The trail follows old fencing up into the trees away from lush Brown Meadow below. There is quite a lot of old fencing, all knocked down now. Eventually, I spot a few buildings and a little reservoir for the spring water. Checking the reservoir, it is dry except where the leaves inside have been moistened by the rain. It was once covered, but the lid to the side has become twisted now. This is not the spring box, but looking around shows no tell-tale patches of green to show where that might be. It looks like it might have run dry. I go to look at the buildings instead. This was once an official outpost for the Forest Service and included a single line telephone for communication. The line still hangs in the trees for a little way and connects to a one cabin through a bulky rig. The buildings have all had doors and locks compromised in the past and now have more extensive barriers to keep out the opportunistic or desperate.
|The fortified buildings at Brown Cow Camp. One in great disrepair could probably be entered, but it does not have a roof.|
|The view near the cow camp certainly is nice.|
The trail comes close to the stream below the camp, so I grab water from there. Once in a while, I think I can hear a cow, but I cannot see any. The evidence of their long presence is certainly all around. As Brown Meadow turns to Strawberry Meadows, the view opens up. The trail curves around high on the side of the meadow as the sun starts to come out again. Ahead, there is a sort of scar on the land and then the trail suddenly drops down into the shallow granite gorge of the South Fork Kern River. There is no bridge, but some rocks and a log provide a way across the oversized creek.
|The gentle hill of bush sage suddenly becomes a line of granite.|
|South Fork Kern River.|
|Short granite walls hold in the river.|
The gorge of the Wild and Scenic River, as declared by Congress, is crossed and climbed out of almost as quickly as the drop in. I am back to sages and flowers in the drying Strawberry Meadows ringed by high and low mountains.
|Strawberry Meadows ringed by distant mountains.|
|Wrinkles in the land, probably from springs, put me in mind of a teenager making a heart with his hands.|
|Templeton Mountain in the middle of it all will wait for tomorrow.|
I continue on along the trail. It gets further down into the meadow and harder to follow. As I lose it, I decide it might be time to go for a campsite anyway. Another 15 miles and a bit more have passed below my feet and it is getting late. A bit of trees above look promising, so I make my way there. There is a flat spot without too much cow turd. Maybe. The cow pies are everywhere. The only place to set up my stove is on a soggy log, but as I try, it really will not work. Looking around for a nice, flat stone, there seem to be no stones anywhere in the area. Then I spot it, three quarters of a fire ring made up almost entirely of nice, flat stones. It is in a small clearing and the cow pies there have dissolved in the rain. It seems a better spot, so I move the short distance.
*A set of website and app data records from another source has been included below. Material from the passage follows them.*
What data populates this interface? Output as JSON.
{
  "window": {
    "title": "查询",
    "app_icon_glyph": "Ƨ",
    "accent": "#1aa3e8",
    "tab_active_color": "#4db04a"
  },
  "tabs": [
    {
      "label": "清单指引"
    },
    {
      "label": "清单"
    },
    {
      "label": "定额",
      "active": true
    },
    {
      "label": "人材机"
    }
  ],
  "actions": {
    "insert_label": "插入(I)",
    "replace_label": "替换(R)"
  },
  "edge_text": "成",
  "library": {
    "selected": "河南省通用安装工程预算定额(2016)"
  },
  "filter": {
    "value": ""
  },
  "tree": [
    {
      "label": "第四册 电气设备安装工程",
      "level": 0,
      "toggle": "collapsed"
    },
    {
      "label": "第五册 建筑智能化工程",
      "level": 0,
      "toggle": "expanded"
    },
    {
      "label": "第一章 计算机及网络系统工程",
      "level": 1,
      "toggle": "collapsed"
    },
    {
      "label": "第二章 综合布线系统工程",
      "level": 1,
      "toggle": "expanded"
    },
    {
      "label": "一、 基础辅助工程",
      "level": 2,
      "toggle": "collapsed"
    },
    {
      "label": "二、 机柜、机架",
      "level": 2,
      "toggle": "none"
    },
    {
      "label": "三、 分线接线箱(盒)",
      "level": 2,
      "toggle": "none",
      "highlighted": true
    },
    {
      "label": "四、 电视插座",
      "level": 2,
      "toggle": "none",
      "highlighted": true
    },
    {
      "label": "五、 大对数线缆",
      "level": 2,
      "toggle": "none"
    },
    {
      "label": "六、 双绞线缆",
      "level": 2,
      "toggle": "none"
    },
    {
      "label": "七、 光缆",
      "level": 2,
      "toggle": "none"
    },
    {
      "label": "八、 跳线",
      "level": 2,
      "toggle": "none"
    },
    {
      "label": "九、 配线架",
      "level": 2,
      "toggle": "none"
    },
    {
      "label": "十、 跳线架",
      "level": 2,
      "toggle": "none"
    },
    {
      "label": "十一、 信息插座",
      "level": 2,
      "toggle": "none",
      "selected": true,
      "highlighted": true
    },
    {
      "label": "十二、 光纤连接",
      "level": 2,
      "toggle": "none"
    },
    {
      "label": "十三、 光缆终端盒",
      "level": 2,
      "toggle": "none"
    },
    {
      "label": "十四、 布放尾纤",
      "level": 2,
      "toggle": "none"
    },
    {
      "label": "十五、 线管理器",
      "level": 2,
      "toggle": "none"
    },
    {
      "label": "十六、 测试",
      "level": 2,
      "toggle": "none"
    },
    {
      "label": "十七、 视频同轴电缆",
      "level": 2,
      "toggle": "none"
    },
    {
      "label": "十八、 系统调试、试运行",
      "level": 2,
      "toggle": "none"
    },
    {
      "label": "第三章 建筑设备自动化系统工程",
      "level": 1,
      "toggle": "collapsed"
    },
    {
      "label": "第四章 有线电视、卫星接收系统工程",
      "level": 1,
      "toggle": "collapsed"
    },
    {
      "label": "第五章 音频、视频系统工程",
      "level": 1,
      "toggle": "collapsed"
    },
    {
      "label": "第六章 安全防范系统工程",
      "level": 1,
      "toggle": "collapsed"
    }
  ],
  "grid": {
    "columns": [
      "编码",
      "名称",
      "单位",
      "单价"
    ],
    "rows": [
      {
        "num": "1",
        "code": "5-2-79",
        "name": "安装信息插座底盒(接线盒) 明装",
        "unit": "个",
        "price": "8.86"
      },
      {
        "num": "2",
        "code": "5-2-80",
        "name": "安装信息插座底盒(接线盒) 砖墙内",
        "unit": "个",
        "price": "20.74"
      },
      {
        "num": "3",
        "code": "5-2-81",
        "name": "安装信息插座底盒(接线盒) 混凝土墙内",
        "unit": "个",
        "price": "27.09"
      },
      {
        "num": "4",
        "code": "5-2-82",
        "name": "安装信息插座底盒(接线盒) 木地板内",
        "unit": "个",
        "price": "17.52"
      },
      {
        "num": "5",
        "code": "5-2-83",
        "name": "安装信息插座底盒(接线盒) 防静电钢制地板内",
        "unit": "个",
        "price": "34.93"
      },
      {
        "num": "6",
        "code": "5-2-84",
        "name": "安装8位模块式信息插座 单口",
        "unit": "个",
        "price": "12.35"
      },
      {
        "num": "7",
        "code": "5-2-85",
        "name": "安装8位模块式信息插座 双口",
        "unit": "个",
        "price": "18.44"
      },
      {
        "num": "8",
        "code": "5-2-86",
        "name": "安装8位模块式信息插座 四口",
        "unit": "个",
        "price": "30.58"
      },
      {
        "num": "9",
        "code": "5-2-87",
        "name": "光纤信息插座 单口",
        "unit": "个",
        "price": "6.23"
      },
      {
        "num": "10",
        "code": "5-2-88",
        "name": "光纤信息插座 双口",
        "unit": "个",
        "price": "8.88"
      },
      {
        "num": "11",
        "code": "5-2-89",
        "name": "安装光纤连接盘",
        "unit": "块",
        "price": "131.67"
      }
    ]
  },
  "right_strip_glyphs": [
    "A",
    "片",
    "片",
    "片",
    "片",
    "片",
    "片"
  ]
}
|Rocky spots in the meadow and rocky spots in the low peaks.|
It is a little colder up here in these meadows which are about 500 feet higher. I decide to deploy the bivy against the wet that may come one, although it should be a little less when tucked a little way into the trees.
Continue reading: day 3
©2016 Valerie Norton
Posted 5 July 2016